What is being asked: Except for the images, repeat the entries below word for word.

Records supplied:
......
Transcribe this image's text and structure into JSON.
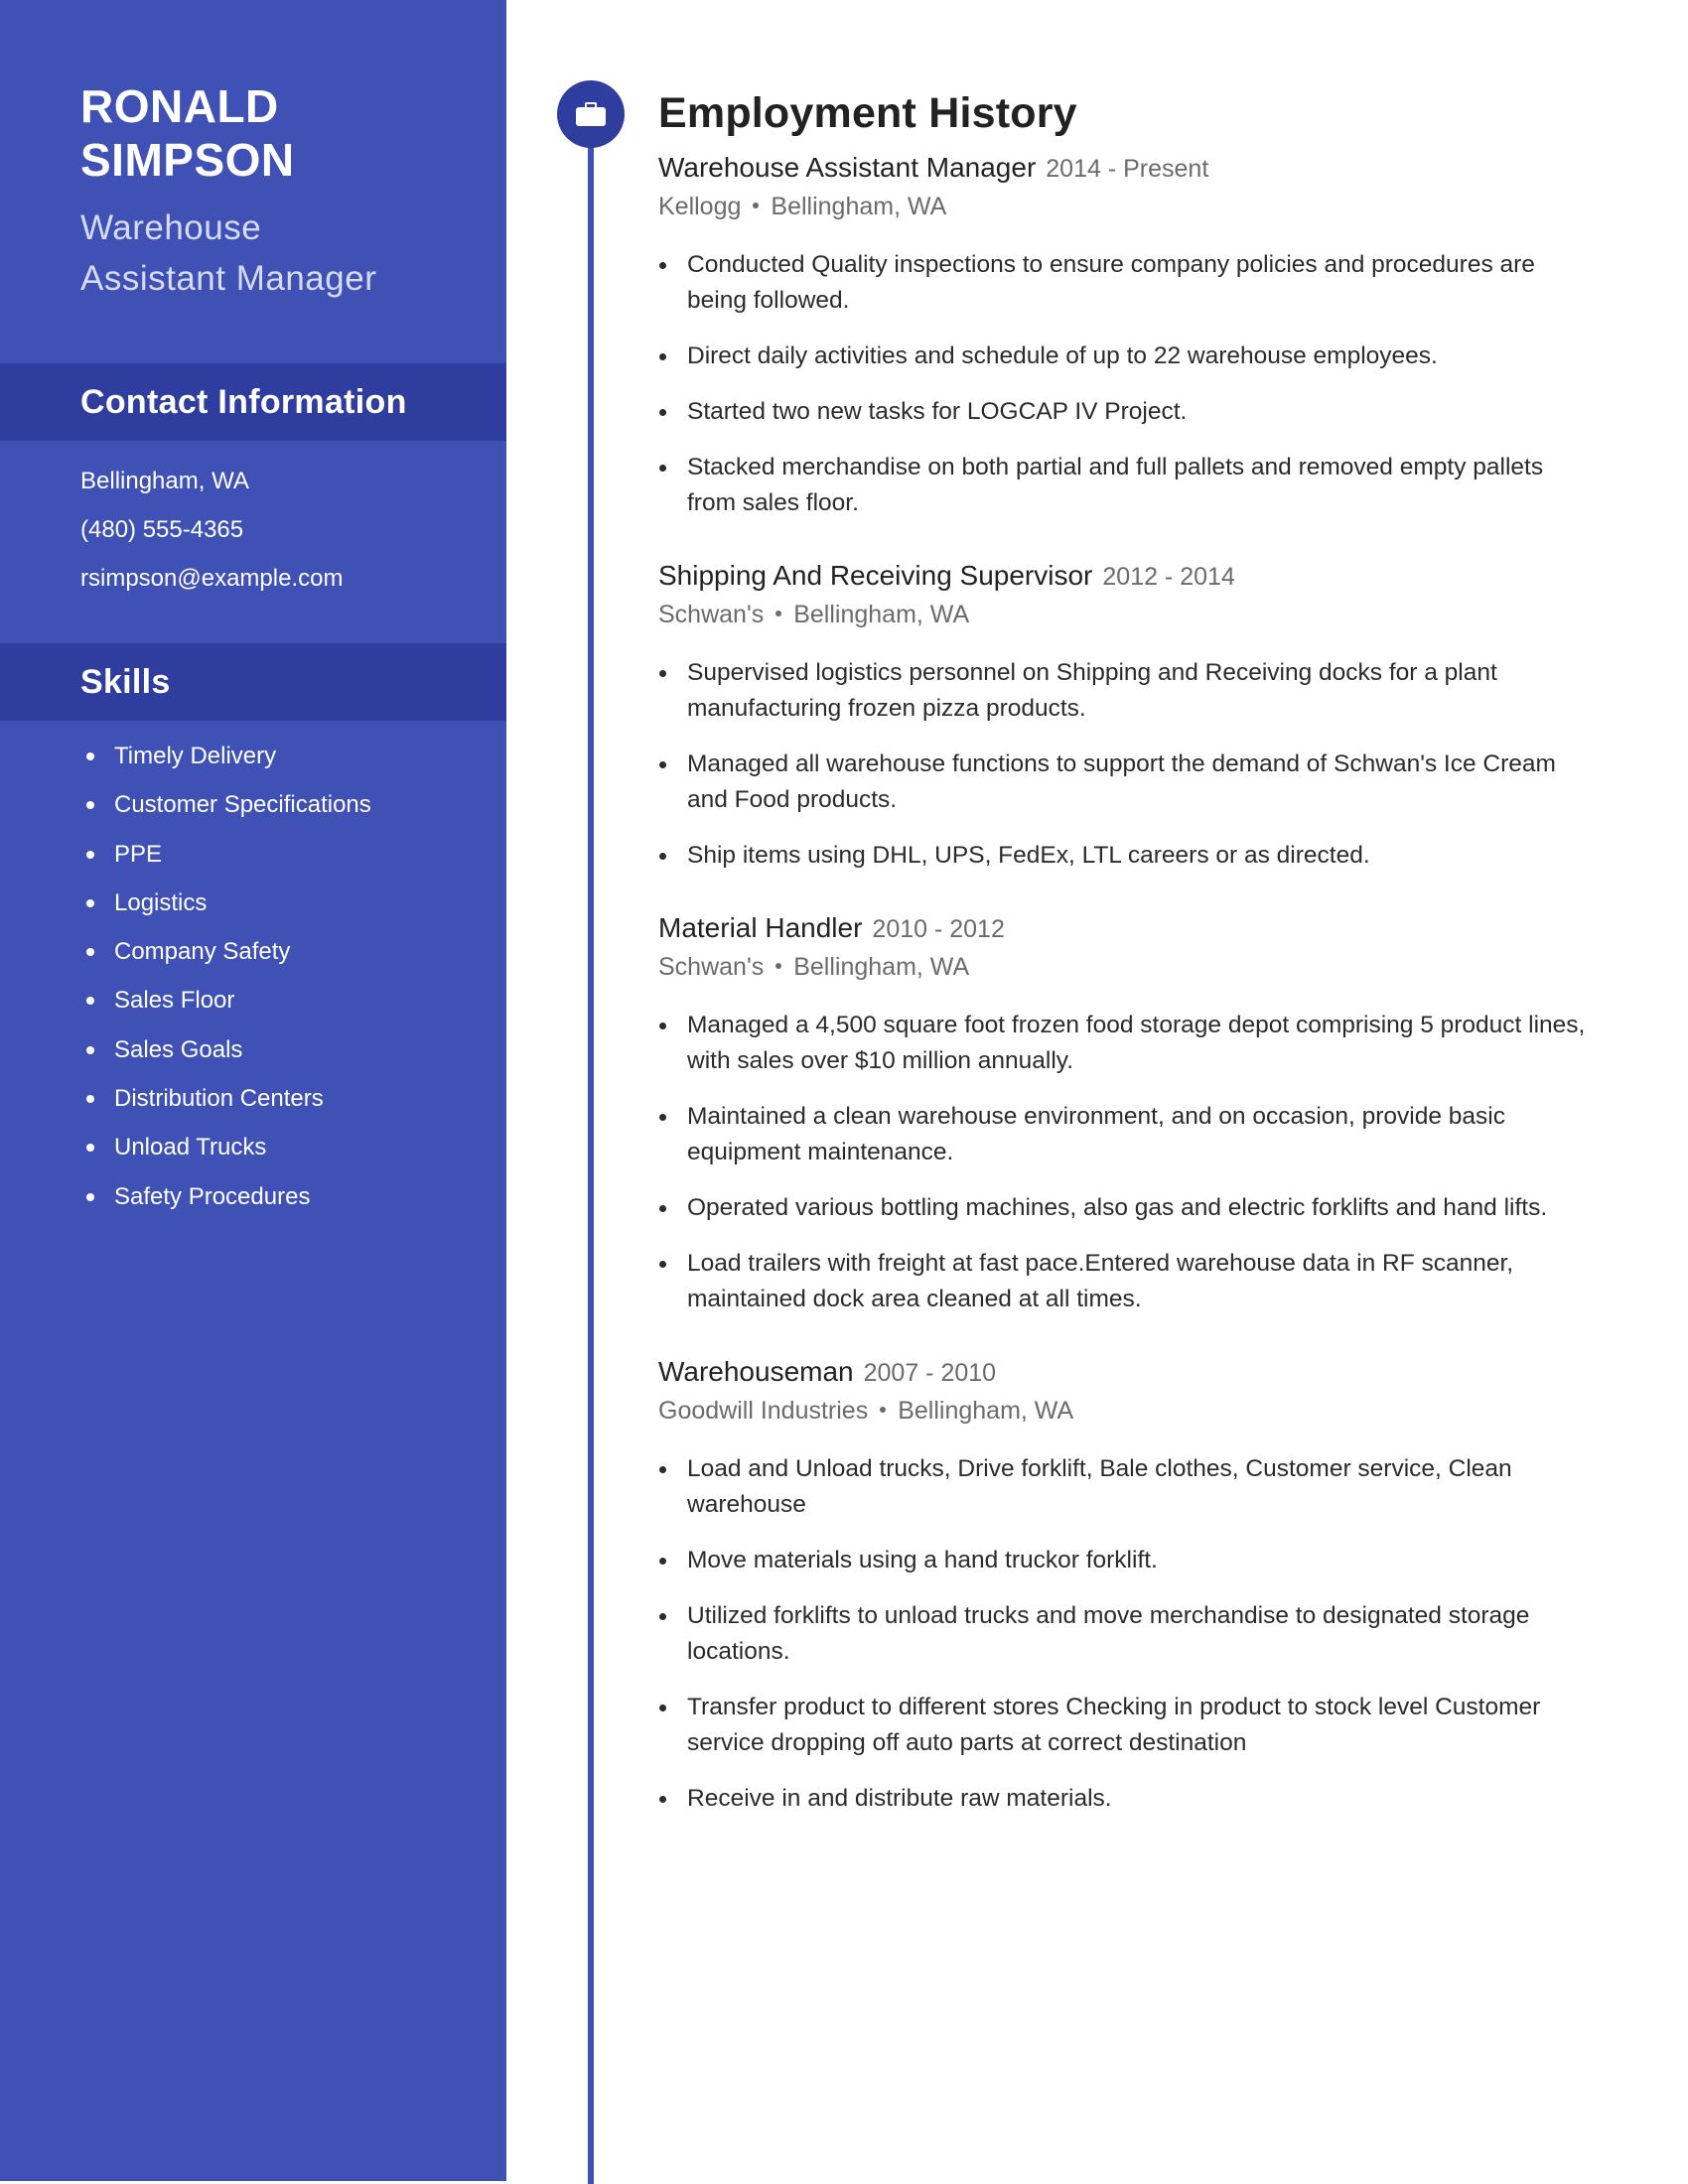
{
  "profile": {
    "name_line1": "RONALD",
    "name_line2": "SIMPSON",
    "title_line1": "Warehouse",
    "title_line2": "Assistant Manager"
  },
  "contact": {
    "heading": "Contact Information",
    "location": "Bellingham, WA",
    "phone": "(480) 555-4365",
    "email": "rsimpson@example.com"
  },
  "skills": {
    "heading": "Skills",
    "items": [
      "Timely Delivery",
      "Customer Specifications",
      "PPE",
      "Logistics",
      "Company Safety",
      "Sales Floor",
      "Sales Goals",
      "Distribution Centers",
      "Unload Trucks",
      "Safety Procedures"
    ]
  },
  "employment": {
    "heading": "Employment History",
    "icon": "briefcase-icon",
    "jobs": [
      {
        "title": "Warehouse Assistant Manager",
        "dates": "2014 - Present",
        "company": "Kellogg",
        "location": "Bellingham, WA",
        "bullets": [
          "Conducted Quality inspections to ensure company policies and procedures are being followed.",
          "Direct daily activities and schedule of up to 22 warehouse employees.",
          "Started two new tasks for LOGCAP IV Project.",
          "Stacked merchandise on both partial and full pallets and removed empty pallets from sales floor."
        ]
      },
      {
        "title": "Shipping And Receiving Supervisor",
        "dates": "2012 - 2014",
        "company": "Schwan's",
        "location": "Bellingham, WA",
        "bullets": [
          "Supervised logistics personnel on Shipping and Receiving docks for a plant manufacturing frozen pizza products.",
          "Managed all warehouse functions to support the demand of Schwan's Ice Cream and Food products.",
          "Ship items using DHL, UPS, FedEx, LTL careers or as directed."
        ]
      },
      {
        "title": "Material Handler",
        "dates": "2010 - 2012",
        "company": "Schwan's",
        "location": "Bellingham, WA",
        "bullets": [
          "Managed a 4,500 square foot frozen food storage depot comprising 5 product lines, with sales over $10 million annually.",
          "Maintained a clean warehouse environment, and on occasion, provide basic equipment maintenance.",
          "Operated various bottling machines, also gas and electric forklifts and hand lifts.",
          "Load trailers with freight at fast pace.Entered warehouse data in RF scanner, maintained dock area cleaned at all times."
        ]
      },
      {
        "title": "Warehouseman",
        "dates": "2007 - 2010",
        "company": "Goodwill Industries",
        "location": "Bellingham, WA",
        "bullets": [
          "Load and Unload trucks, Drive forklift, Bale clothes, Customer service, Clean warehouse",
          "Move materials using a hand truckor forklift.",
          "Utilized forklifts to unload trucks and move merchandise to designated storage locations.",
          "Transfer product to different stores Checking in product to stock level Customer service dropping off auto parts at correct destination",
          "Receive in and distribute raw materials."
        ]
      }
    ]
  },
  "colors": {
    "sidebar": "#3f51b5",
    "sidebar_band": "#2f3d9e",
    "text_dark": "#222222",
    "text_muted": "#6b6b6b"
  }
}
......
Solution:
Transcribe this image's text and structure into JSON.
{
  "profile": {
    "name_line1": "RONALD",
    "name_line2": "SIMPSON",
    "title_line1": "Warehouse",
    "title_line2": "Assistant Manager"
  },
  "contact": {
    "heading": "Contact Information",
    "location": "Bellingham, WA",
    "phone": "(480) 555-4365",
    "email": "rsimpson@example.com"
  },
  "skills": {
    "heading": "Skills",
    "items": [
      "Timely Delivery",
      "Customer Specifications",
      "PPE",
      "Logistics",
      "Company Safety",
      "Sales Floor",
      "Sales Goals",
      "Distribution Centers",
      "Unload Trucks",
      "Safety Procedures"
    ]
  },
  "employment": {
    "heading": "Employment History",
    "icon": "briefcase-icon",
    "jobs": [
      {
        "title": "Warehouse Assistant Manager",
        "dates": "2014 - Present",
        "company": "Kellogg",
        "location": "Bellingham, WA",
        "bullets": [
          "Conducted Quality inspections to ensure company policies and procedures are being followed.",
          "Direct daily activities and schedule of up to 22 warehouse employees.",
          "Started two new tasks for LOGCAP IV Project.",
          "Stacked merchandise on both partial and full pallets and removed empty pallets from sales floor."
        ]
      },
      {
        "title": "Shipping And Receiving Supervisor",
        "dates": "2012 - 2014",
        "company": "Schwan's",
        "location": "Bellingham, WA",
        "bullets": [
          "Supervised logistics personnel on Shipping and Receiving docks for a plant manufacturing frozen pizza products.",
          "Managed all warehouse functions to support the demand of Schwan's Ice Cream and Food products.",
          "Ship items using DHL, UPS, FedEx, LTL careers or as directed."
        ]
      },
      {
        "title": "Material Handler",
        "dates": "2010 - 2012",
        "company": "Schwan's",
        "location": "Bellingham, WA",
        "bullets": [
          "Managed a 4,500 square foot frozen food storage depot comprising 5 product lines, with sales over $10 million annually.",
          "Maintained a clean warehouse environment, and on occasion, provide basic equipment maintenance.",
          "Operated various bottling machines, also gas and electric forklifts and hand lifts.",
          "Load trailers with freight at fast pace.Entered warehouse data in RF scanner, maintained dock area cleaned at all times."
        ]
      },
      {
        "title": "Warehouseman",
        "dates": "2007 - 2010",
        "company": "Goodwill Industries",
        "location": "Bellingham, WA",
        "bullets": [
          "Load and Unload trucks, Drive forklift, Bale clothes, Customer service, Clean warehouse",
          "Move materials using a hand truckor forklift.",
          "Utilized forklifts to unload trucks and move merchandise to designated storage locations.",
          "Transfer product to different stores Checking in product to stock level Customer service dropping off auto parts at correct destination",
          "Receive in and distribute raw materials."
        ]
      }
    ]
  },
  "colors": {
    "sidebar": "#3f51b5",
    "sidebar_band": "#2f3d9e",
    "text_dark": "#222222",
    "text_muted": "#6b6b6b"
  }
}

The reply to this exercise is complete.